## Records from a collection
◇ ◇ ◇
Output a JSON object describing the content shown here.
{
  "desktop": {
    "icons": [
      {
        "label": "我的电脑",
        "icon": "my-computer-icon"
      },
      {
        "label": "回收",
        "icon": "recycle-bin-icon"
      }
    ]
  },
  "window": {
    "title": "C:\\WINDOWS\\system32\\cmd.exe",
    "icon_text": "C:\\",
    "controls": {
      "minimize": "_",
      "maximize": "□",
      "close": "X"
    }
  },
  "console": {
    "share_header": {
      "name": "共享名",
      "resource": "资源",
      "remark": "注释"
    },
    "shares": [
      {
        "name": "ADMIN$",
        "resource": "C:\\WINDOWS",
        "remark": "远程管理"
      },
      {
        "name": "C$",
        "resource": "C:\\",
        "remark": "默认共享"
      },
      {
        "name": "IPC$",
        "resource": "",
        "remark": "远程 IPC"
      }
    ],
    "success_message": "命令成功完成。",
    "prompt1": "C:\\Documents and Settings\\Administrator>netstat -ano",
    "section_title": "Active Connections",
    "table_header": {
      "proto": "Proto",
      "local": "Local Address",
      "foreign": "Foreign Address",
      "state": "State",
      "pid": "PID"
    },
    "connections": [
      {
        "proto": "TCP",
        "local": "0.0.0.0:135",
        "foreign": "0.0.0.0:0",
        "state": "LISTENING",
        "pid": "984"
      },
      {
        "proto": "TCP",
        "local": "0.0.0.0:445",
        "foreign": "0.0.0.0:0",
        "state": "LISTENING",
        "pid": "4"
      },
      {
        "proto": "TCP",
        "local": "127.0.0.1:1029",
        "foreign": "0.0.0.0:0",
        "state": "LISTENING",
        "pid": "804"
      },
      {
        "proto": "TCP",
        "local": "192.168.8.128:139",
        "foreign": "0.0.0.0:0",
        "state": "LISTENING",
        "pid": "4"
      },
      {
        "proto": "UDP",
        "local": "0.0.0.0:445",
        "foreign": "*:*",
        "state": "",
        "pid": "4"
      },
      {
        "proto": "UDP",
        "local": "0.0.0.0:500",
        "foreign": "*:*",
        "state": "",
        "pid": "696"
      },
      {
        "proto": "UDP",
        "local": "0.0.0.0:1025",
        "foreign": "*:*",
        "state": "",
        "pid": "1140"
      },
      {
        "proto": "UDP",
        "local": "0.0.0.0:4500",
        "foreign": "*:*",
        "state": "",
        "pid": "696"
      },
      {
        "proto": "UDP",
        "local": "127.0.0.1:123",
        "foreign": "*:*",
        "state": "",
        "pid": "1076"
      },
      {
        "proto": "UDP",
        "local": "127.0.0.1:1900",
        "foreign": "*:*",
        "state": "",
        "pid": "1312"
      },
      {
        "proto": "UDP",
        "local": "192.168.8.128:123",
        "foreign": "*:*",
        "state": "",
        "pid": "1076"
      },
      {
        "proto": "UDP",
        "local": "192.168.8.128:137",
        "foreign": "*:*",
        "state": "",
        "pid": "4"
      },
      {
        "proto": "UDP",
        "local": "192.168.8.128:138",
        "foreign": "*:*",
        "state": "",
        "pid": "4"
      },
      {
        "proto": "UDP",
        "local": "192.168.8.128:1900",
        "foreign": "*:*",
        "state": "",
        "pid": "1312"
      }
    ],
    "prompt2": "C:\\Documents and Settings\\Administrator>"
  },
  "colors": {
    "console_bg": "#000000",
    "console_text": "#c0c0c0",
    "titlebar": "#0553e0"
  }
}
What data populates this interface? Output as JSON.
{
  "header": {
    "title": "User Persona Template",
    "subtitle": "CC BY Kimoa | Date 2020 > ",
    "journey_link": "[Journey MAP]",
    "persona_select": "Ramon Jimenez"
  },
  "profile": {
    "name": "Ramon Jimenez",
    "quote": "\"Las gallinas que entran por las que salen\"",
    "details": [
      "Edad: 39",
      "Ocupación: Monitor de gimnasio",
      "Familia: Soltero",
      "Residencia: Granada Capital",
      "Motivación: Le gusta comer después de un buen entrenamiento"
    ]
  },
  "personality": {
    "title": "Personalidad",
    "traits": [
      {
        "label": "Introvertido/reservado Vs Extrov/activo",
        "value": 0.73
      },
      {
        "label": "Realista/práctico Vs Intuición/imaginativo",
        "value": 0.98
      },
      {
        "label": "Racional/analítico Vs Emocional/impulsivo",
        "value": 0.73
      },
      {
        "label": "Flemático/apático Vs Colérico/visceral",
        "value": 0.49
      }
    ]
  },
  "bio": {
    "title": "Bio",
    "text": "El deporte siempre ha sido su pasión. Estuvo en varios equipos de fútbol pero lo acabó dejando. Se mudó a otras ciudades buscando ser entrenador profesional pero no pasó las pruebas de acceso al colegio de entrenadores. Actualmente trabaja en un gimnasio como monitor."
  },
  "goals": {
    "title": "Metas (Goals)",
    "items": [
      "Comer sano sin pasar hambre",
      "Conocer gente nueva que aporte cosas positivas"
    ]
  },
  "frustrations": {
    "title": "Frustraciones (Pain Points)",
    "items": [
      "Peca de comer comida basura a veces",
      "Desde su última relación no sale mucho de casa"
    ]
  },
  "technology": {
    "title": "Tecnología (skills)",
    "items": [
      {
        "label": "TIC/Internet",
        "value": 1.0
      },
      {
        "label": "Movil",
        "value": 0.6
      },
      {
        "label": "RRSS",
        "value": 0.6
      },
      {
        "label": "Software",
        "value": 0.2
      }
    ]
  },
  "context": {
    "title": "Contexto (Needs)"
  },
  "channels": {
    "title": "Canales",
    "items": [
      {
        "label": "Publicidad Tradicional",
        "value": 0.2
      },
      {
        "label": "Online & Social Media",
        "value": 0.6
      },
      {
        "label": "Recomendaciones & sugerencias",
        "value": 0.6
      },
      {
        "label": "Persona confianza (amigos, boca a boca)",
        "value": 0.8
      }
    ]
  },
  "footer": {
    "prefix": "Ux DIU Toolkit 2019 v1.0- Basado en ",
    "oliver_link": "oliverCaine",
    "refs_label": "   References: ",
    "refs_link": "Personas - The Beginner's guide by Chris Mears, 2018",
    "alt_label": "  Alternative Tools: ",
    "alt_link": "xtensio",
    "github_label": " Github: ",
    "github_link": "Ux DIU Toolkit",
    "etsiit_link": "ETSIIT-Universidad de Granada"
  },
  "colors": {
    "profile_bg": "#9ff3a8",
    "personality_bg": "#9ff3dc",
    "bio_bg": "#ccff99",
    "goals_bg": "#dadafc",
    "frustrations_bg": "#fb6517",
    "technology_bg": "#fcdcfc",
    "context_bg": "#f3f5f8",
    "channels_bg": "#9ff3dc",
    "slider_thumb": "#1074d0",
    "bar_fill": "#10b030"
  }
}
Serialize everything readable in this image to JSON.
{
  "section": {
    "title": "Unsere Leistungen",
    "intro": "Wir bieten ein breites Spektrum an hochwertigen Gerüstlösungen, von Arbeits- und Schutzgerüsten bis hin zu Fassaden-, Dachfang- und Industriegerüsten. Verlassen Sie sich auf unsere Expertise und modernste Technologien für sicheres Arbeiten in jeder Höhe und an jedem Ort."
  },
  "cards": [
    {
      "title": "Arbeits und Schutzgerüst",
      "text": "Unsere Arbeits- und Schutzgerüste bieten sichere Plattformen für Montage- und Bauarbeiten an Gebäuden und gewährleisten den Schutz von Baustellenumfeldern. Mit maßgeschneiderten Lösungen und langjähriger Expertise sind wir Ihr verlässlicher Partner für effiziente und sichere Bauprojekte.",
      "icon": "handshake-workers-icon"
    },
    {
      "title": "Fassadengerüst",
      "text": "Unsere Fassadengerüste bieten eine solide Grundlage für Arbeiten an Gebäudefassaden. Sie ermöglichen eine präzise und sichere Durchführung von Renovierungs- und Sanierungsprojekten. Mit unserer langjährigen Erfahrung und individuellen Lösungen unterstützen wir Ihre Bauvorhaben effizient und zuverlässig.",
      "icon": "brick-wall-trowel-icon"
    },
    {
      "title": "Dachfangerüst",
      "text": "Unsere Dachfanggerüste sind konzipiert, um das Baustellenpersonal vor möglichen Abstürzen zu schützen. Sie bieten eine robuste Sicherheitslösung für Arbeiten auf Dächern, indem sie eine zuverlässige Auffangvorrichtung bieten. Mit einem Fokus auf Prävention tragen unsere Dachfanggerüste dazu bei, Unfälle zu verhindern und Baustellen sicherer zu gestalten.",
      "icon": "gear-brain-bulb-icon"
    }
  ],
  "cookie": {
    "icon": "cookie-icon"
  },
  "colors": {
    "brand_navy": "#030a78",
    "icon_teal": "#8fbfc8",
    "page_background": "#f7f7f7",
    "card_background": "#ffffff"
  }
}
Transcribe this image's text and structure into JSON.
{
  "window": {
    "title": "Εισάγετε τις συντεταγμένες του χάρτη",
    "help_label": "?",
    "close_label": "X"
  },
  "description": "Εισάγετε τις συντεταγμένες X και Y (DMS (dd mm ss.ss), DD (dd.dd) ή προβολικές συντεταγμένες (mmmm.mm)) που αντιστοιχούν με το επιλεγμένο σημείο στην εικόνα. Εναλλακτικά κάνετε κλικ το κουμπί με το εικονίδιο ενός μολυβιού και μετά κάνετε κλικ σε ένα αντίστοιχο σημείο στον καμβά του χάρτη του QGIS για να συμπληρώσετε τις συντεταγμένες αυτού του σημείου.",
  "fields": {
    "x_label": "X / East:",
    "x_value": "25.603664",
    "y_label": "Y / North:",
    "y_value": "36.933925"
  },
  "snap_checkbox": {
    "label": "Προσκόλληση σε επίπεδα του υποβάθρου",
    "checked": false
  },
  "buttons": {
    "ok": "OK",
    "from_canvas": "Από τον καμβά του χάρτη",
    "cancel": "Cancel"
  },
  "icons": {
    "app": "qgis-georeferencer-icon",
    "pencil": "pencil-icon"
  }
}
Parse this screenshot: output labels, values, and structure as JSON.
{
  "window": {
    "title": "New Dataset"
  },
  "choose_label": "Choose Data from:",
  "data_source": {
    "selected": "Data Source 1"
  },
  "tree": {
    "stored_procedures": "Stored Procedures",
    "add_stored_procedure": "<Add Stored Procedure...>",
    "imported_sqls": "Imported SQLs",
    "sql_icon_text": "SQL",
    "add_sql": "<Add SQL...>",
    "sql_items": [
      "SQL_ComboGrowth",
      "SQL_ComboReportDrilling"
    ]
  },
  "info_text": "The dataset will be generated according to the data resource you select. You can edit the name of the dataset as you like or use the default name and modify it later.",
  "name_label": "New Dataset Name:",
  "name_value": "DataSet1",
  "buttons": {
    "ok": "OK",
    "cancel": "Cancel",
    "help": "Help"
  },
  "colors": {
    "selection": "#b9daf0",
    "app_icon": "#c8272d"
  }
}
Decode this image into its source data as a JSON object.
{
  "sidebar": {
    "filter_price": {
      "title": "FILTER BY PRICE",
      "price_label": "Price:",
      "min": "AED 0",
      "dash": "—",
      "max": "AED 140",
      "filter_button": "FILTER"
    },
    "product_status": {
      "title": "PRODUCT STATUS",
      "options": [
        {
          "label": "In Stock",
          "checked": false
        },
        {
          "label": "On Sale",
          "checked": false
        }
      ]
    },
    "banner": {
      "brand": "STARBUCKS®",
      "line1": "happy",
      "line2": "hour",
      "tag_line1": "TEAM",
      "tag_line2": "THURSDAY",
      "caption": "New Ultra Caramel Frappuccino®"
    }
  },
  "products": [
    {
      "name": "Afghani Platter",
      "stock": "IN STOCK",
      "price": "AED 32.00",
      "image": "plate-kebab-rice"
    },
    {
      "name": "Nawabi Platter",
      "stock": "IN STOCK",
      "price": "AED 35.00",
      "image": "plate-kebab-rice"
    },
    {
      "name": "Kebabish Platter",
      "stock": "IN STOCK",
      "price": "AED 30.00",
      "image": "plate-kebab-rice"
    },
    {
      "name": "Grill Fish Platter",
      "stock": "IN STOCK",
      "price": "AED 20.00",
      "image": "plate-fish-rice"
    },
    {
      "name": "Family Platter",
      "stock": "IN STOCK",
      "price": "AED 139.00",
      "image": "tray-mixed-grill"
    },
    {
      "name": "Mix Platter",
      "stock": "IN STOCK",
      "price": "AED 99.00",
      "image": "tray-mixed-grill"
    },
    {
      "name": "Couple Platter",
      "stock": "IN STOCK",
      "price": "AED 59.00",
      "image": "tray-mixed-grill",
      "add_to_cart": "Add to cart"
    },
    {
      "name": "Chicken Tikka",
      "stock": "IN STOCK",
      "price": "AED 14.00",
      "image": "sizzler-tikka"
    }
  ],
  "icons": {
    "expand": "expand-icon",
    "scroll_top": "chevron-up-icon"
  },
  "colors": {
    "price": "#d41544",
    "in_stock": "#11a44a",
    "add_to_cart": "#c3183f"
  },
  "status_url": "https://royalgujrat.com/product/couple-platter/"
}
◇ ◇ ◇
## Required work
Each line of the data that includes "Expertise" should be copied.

## Response to the task
    "intro": "Wir bieten ein breites Spektrum an hochwertigen Gerüstlösungen, von Arbeits- und Schutzgerüsten bis hin zu Fassaden-, Dachfang- und Industriegerüsten. Verlassen Sie sich auf unsere Expertise und modernste Technologien für sicheres Arbeiten in jeder Höhe und an jedem Ort."
      "text": "Unsere Arbeits- und Schutzgerüste bieten sichere Plattformen für Montage- und Bauarbeiten an Gebäuden und gewährleisten den Schutz von Baustellenumfeldern. Mit maßgeschneiderten Lösungen und langjähriger Expertise sind wir Ihr verlässlicher Partner für effiziente und sichere Bauprojekte.",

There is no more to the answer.